Peter Hutchens was a lot like many other high school students conducting a college search. After taking a standardized test his sophomore year, he started wondering what college life would be like. He'd flip through those colorful brochures that began flooding his mailbox. And, like others, Peter went to his family and God for advice and direction.
But Peter, currently a sophomore at Asbury University in Wilmore, Kentucky, faced an additional obstacle: He was thousands of watery miles away from every college he was considering. Because of his father's job, Peter had to conduct most of the search from his home in the Philippines. Nearly every part of his search, from beginning to end, had to be done long-distance—which made college fairs, frequent campus visits, on-site scholarship competitions, and multiple phone calls to admission counselors impossible.
"The fact that I was so far away did make me feel a little more isolated. I had to lean not so much on my own understanding, but on God in directing me," he says. "When my friends in the States were visiting a bunch of different schools, it was harder for me be cause I had to trust more and plan ahead for those kinds of opportunities."
Even if you're in the same country as the colleges you're considering, searching can be difficult. Just ask Tara Miner, a senior at Evangel University in Spring field, Missouri. Although she'd heard about various colleges at church conventions and seen Christian college ads in magazines, Tara wrestled long and hard with God's will in regard to college. Upon high school graduation, she still didn't have any clear direction. So she decided to postpone the decision for a year.
"During the months after high school, I learned more about myself and about what I wanted to do," she says. "As I did my search, I learned a lot, like how to be more independent. God taught me to wait and that everything would click in his time."
The decision turned out to be an easier one for Aaron Shaul and Kimberly Grinols. In fact, Aaron undertook the early stages of his search without even realizing it.
Step 1: Start Early

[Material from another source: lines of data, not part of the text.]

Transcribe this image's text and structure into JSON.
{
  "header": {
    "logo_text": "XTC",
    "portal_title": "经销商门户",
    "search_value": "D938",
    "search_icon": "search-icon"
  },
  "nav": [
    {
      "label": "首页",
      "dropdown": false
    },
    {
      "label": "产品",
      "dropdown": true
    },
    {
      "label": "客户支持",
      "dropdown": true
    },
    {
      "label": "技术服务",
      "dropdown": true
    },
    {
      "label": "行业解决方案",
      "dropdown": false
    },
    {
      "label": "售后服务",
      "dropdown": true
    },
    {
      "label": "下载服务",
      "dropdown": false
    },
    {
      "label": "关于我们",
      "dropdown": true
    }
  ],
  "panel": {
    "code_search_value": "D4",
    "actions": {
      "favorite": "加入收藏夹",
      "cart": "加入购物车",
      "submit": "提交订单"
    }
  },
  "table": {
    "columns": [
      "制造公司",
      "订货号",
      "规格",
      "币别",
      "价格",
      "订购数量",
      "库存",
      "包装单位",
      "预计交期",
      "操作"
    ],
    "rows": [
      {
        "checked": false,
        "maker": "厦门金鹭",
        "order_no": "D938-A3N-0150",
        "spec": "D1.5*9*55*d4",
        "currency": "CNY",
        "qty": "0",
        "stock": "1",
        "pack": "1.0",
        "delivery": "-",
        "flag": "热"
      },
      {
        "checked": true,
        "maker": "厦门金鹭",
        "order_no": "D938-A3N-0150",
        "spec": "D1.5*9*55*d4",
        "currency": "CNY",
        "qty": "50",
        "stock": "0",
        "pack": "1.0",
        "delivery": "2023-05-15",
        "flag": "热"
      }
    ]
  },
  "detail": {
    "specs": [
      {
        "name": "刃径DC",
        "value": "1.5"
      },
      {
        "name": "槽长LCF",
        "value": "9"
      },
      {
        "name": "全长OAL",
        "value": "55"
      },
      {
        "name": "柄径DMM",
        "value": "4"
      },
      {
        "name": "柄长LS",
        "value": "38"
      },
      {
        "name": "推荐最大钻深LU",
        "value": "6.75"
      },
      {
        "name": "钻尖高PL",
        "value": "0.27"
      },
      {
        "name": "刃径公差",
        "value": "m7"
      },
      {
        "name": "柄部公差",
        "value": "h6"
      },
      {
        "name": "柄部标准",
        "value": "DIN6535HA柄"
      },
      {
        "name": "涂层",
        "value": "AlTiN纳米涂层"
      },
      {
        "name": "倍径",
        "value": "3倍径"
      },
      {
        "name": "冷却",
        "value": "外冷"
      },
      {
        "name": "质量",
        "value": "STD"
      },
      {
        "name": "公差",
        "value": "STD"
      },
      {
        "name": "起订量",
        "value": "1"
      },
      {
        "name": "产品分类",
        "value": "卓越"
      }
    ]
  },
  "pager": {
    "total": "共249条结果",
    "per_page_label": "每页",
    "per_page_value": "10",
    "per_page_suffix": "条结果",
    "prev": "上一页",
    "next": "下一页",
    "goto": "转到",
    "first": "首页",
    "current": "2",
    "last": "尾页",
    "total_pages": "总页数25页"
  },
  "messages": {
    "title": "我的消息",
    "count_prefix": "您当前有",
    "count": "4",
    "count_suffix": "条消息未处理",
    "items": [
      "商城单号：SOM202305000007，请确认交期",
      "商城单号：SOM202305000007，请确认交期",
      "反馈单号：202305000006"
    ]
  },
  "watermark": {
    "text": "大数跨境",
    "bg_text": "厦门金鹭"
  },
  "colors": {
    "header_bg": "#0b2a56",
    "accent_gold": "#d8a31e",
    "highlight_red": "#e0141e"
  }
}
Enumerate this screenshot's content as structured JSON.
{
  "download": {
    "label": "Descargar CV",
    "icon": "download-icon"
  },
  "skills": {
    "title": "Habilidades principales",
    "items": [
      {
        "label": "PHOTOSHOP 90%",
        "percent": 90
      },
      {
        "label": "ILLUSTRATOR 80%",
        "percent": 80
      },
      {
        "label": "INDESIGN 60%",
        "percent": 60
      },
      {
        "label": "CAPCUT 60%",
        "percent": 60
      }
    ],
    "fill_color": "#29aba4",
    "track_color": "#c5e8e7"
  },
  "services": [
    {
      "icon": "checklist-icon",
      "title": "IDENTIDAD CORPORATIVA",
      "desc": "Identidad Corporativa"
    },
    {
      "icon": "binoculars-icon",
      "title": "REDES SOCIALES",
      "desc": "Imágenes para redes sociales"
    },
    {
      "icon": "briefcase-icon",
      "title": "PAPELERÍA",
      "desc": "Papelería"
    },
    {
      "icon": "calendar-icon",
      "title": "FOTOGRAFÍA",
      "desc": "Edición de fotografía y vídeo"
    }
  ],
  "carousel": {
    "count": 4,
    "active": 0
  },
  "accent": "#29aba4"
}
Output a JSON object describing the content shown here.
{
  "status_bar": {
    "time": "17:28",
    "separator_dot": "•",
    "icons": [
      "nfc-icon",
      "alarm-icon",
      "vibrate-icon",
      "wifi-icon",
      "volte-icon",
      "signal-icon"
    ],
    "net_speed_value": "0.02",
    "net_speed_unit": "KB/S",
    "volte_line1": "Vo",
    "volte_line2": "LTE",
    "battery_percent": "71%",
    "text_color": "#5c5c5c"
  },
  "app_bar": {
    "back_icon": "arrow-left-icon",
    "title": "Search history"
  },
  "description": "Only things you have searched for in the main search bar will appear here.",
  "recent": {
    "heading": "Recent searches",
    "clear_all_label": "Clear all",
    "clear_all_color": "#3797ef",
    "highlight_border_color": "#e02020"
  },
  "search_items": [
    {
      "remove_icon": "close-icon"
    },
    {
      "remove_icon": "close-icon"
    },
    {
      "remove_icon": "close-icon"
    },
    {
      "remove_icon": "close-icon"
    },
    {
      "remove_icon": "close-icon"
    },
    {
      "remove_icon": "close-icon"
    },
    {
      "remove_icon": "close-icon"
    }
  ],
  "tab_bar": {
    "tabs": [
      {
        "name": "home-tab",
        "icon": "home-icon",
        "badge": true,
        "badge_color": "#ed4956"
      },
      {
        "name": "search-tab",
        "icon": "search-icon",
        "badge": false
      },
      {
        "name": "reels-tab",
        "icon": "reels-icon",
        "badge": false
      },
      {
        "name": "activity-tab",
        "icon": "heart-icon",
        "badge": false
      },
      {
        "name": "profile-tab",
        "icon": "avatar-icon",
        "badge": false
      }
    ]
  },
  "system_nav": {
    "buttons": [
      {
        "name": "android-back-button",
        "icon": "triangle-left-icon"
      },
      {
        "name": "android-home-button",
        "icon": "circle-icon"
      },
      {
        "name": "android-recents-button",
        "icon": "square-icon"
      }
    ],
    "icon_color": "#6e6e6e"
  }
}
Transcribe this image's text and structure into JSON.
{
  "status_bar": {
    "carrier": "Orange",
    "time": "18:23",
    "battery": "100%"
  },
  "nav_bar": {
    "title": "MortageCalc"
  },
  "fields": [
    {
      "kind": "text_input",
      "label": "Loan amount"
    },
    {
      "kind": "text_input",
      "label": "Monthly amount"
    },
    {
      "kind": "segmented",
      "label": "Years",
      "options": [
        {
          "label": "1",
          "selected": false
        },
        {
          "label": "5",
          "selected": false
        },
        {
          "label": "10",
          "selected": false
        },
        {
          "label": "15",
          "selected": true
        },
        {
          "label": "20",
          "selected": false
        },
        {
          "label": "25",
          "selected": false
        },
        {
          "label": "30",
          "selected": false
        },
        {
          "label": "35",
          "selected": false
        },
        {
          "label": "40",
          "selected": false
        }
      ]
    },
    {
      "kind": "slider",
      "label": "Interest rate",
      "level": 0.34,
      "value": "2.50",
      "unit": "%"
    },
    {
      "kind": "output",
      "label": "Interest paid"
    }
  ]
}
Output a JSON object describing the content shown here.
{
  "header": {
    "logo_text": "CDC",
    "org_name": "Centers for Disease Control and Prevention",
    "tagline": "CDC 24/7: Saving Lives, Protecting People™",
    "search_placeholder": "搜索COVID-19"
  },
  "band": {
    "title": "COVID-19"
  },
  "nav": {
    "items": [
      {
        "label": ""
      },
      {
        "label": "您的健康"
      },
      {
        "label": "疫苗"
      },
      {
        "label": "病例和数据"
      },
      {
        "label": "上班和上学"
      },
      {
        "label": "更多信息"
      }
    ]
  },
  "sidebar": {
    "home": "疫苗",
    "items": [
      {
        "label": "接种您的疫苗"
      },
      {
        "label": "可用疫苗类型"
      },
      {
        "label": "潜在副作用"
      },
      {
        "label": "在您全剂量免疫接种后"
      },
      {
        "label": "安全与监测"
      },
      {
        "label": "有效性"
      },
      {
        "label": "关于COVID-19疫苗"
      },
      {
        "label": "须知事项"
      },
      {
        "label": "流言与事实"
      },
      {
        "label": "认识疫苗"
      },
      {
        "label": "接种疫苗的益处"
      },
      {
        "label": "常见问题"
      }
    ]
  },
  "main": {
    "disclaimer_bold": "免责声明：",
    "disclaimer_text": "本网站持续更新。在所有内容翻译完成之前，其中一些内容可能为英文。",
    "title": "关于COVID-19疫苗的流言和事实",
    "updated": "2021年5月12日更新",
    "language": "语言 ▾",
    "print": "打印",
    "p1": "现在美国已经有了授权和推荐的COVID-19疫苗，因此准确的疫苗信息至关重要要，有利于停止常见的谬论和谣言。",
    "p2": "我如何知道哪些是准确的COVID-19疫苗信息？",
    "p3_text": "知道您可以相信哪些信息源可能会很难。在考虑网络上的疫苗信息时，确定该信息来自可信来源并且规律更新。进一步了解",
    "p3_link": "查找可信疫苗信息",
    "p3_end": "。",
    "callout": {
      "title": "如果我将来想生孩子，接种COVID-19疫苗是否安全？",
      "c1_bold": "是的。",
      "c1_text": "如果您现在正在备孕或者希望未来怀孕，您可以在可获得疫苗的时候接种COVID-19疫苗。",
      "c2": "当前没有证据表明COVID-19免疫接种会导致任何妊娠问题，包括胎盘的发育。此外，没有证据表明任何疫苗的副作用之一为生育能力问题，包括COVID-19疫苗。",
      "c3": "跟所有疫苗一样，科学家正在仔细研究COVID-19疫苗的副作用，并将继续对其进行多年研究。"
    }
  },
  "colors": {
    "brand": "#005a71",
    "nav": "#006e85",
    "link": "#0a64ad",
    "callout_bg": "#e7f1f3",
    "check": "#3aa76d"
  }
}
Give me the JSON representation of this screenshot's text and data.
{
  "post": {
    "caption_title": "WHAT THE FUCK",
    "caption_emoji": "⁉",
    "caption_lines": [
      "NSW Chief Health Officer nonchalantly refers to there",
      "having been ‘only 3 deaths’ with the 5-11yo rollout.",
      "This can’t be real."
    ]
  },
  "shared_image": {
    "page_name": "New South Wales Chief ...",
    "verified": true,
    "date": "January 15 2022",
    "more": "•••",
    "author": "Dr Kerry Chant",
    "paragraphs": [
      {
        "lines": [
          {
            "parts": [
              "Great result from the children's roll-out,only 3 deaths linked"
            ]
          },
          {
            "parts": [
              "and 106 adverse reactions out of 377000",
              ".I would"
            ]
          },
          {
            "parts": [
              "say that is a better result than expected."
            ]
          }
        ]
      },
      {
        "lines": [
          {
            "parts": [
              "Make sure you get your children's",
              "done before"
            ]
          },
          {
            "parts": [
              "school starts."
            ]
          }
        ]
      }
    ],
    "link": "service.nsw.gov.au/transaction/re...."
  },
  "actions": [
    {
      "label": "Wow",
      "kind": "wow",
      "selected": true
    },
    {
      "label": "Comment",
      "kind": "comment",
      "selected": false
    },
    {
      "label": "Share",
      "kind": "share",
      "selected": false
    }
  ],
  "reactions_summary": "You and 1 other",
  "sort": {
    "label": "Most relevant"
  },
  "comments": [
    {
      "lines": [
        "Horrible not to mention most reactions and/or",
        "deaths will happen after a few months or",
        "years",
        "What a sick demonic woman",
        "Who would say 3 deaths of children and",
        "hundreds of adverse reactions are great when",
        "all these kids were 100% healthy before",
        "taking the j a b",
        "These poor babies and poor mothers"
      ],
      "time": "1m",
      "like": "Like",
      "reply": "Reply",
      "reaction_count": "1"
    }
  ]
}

During his high school years, Aaron, a junior at Grace University in Omaha, Nebraska, attended leadership conferences and other extracurricular functions at various colleges. So by the end of his senior year, he'd racked up unofficial visits to about 10 schools. This in formal start made the rest of the search process much easier.
"You can get a feel for the school's atmosphere by visiting," he said. "It came down to the broad choices of a state university or studying at a Christian college. That was kind of the dividing line. I saw the value and importance of education at a Christian school."
Kimberly Grinols, a sophomore at Gordon College in Wenham, Massachusetts, had a fairly good idea of what college life was like, even before she began her search. The daughter of a professor and a resident of a college town, Kimberly had always been comfortable in a collegiate setting. But that didn't stop her from beginning her search early—as a sophomore. She researched schools through college guidebooks, websites and other resources.
"I didn't want to sit down with books and read," she says. "I wanted to go out with my friends and be a high schooler." But as Kimberly began to compare school listings, she realized she was learning a lot from her research—and liking it, too.
"I really liked sitting down and reading the pro files of the colleges," she says. "I read a lot of different profiles, just to get a feel for what's available. Start early, start early, start early, because then you have time for mistakes. The time you spend researching will be worth it."
Step 2: Slash the List